» Exercise:
Pull out every line below containing the word "envsoft".

┌──

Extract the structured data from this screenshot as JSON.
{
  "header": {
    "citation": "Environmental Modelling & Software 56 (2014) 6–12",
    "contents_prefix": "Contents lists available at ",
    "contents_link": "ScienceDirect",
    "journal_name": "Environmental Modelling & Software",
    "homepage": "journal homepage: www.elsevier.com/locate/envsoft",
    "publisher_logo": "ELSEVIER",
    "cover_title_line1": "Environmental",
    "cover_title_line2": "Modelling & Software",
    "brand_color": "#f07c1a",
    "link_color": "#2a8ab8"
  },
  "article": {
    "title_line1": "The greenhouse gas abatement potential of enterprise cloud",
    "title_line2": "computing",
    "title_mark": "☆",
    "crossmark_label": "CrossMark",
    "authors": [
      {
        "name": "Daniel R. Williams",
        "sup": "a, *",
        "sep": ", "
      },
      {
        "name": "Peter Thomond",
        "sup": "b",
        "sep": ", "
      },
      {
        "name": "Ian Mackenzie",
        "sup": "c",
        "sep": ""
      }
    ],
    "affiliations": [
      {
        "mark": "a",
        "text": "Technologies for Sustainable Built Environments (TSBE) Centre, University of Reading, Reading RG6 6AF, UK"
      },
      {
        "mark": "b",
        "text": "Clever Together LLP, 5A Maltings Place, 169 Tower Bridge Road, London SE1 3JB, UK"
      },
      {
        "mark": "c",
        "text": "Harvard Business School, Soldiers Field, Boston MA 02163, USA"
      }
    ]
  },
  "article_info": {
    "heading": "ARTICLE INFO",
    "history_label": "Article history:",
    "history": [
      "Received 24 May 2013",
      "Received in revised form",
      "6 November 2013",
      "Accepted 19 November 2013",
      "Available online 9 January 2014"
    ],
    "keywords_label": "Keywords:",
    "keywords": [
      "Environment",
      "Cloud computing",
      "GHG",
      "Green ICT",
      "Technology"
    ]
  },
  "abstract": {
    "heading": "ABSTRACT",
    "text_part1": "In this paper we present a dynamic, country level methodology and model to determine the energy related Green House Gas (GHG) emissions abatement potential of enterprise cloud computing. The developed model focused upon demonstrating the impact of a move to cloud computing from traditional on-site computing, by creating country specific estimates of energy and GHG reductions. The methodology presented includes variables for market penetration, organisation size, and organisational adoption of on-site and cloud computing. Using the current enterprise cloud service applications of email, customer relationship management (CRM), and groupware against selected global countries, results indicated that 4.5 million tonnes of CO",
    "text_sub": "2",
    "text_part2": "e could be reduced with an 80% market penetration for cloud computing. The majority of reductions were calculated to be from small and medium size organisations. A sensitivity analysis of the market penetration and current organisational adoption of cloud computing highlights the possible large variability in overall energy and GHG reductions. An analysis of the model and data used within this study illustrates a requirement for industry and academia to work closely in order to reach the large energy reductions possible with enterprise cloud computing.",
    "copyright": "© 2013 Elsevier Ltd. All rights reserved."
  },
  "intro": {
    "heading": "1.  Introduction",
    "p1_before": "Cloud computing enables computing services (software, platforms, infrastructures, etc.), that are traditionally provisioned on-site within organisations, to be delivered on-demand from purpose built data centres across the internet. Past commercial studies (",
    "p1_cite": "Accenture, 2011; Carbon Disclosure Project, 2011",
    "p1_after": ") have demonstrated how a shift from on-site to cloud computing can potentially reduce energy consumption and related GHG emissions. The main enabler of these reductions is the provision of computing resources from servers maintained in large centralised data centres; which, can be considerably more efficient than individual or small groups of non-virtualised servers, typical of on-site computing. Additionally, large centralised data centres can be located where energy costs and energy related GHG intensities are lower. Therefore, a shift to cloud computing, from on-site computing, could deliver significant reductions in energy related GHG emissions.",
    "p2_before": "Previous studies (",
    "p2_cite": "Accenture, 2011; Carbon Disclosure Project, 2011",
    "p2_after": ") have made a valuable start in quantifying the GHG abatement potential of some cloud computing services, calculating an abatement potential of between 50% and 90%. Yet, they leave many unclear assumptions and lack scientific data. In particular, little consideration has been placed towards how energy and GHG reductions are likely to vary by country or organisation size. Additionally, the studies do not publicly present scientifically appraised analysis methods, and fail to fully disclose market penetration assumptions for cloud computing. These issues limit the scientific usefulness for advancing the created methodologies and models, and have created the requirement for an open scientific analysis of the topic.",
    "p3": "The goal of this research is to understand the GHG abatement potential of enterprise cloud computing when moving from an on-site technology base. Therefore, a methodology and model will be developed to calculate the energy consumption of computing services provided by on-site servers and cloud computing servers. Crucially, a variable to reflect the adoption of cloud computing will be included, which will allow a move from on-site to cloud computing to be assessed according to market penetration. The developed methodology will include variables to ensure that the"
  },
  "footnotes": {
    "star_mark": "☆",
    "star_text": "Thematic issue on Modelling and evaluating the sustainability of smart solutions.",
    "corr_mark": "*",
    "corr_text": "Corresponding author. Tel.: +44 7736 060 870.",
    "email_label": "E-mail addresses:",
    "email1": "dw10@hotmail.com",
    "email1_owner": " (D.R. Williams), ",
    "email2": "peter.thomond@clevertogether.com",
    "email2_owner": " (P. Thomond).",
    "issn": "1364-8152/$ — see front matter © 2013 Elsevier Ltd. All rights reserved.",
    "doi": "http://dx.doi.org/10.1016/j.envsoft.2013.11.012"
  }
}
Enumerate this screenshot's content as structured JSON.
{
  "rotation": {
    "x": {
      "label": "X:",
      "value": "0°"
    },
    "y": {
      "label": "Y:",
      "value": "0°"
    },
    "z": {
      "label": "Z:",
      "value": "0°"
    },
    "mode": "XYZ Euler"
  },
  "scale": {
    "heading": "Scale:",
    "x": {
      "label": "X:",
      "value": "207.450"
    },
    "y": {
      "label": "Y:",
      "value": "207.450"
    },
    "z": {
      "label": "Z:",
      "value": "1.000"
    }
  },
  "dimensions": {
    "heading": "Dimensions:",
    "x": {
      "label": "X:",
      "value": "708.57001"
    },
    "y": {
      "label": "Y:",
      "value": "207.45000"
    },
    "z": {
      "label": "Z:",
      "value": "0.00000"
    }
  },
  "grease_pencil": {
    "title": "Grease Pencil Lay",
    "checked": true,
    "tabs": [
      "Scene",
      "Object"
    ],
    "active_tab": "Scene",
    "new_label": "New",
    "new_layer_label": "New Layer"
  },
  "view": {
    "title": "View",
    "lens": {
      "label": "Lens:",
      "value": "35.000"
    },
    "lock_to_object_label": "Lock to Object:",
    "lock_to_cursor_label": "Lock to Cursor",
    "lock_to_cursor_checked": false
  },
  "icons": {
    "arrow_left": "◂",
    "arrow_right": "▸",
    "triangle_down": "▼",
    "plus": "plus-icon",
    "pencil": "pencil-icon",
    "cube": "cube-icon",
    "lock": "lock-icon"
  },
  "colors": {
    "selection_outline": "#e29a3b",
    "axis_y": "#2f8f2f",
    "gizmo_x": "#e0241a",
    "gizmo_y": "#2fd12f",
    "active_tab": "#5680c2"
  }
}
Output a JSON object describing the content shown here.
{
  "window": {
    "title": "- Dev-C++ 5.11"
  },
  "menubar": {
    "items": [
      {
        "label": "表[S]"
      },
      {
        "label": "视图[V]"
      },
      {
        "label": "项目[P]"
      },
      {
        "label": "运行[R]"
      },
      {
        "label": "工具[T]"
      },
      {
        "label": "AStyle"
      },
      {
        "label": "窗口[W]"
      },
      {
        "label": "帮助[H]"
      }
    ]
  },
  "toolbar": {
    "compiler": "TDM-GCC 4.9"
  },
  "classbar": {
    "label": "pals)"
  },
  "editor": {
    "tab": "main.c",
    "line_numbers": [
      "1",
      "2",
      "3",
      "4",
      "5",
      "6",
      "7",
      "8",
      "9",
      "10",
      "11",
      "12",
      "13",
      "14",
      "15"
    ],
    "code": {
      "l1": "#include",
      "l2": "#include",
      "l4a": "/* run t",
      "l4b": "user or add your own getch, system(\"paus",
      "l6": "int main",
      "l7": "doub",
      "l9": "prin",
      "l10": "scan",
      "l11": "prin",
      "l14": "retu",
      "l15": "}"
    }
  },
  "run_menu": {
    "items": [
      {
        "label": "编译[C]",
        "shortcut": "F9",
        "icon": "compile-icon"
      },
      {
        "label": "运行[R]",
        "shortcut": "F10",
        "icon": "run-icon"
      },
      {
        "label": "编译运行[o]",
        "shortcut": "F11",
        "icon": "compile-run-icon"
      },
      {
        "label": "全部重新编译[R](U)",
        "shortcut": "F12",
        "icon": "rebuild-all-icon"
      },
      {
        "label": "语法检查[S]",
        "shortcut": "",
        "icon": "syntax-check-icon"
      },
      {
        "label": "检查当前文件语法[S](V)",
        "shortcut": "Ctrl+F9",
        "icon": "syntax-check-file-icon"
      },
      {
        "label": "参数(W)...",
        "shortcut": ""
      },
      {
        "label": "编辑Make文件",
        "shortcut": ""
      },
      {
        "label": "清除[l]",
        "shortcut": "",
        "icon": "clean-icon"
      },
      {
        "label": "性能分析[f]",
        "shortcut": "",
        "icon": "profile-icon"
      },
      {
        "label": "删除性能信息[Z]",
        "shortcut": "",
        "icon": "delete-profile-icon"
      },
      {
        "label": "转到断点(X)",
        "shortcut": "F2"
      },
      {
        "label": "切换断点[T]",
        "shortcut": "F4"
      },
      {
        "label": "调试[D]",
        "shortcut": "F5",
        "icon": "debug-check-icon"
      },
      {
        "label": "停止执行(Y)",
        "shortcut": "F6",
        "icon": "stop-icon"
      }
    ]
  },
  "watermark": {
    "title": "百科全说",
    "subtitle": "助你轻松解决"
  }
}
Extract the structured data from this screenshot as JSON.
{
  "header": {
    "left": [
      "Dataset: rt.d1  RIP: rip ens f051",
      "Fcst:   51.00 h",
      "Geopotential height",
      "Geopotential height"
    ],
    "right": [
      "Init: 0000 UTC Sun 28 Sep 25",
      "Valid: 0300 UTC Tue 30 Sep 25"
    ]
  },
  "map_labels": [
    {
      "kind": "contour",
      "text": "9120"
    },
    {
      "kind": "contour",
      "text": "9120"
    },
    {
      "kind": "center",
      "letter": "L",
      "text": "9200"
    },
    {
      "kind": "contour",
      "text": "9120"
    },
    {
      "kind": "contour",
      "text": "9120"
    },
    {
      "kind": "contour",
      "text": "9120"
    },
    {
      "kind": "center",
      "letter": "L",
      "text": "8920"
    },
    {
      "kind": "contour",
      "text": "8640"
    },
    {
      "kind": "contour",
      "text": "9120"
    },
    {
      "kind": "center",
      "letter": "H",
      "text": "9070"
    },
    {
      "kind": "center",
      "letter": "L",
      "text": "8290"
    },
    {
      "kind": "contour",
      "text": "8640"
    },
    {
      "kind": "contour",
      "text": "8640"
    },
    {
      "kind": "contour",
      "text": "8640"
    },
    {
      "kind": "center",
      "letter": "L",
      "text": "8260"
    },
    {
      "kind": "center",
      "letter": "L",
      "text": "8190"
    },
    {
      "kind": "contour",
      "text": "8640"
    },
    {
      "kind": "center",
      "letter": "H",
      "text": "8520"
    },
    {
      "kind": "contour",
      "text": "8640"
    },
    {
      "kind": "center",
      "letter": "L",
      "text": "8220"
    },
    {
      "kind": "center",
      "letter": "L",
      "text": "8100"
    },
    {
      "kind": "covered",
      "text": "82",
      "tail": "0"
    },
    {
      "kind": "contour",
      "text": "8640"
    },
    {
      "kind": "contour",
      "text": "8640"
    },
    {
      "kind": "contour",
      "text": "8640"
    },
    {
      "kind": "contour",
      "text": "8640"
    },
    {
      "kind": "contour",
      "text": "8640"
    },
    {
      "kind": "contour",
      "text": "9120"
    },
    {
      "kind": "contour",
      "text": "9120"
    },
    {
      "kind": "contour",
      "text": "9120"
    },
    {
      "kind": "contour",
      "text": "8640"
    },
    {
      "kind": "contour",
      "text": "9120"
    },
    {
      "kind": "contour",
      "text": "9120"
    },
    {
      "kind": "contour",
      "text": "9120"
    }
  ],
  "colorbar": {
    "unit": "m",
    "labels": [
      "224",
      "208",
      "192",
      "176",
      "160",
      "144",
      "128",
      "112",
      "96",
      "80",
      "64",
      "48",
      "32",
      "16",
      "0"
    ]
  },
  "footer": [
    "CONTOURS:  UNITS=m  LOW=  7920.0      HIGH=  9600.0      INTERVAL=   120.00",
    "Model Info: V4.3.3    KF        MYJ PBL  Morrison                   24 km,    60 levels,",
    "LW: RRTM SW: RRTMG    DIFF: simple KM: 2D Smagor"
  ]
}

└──

» Exercise output:
    "homepage": "journal homepage: www.elsevier.com/locate/envsoft",
    "doi": "http://dx.doi.org/10.1016/j.envsoft.2013.11.012"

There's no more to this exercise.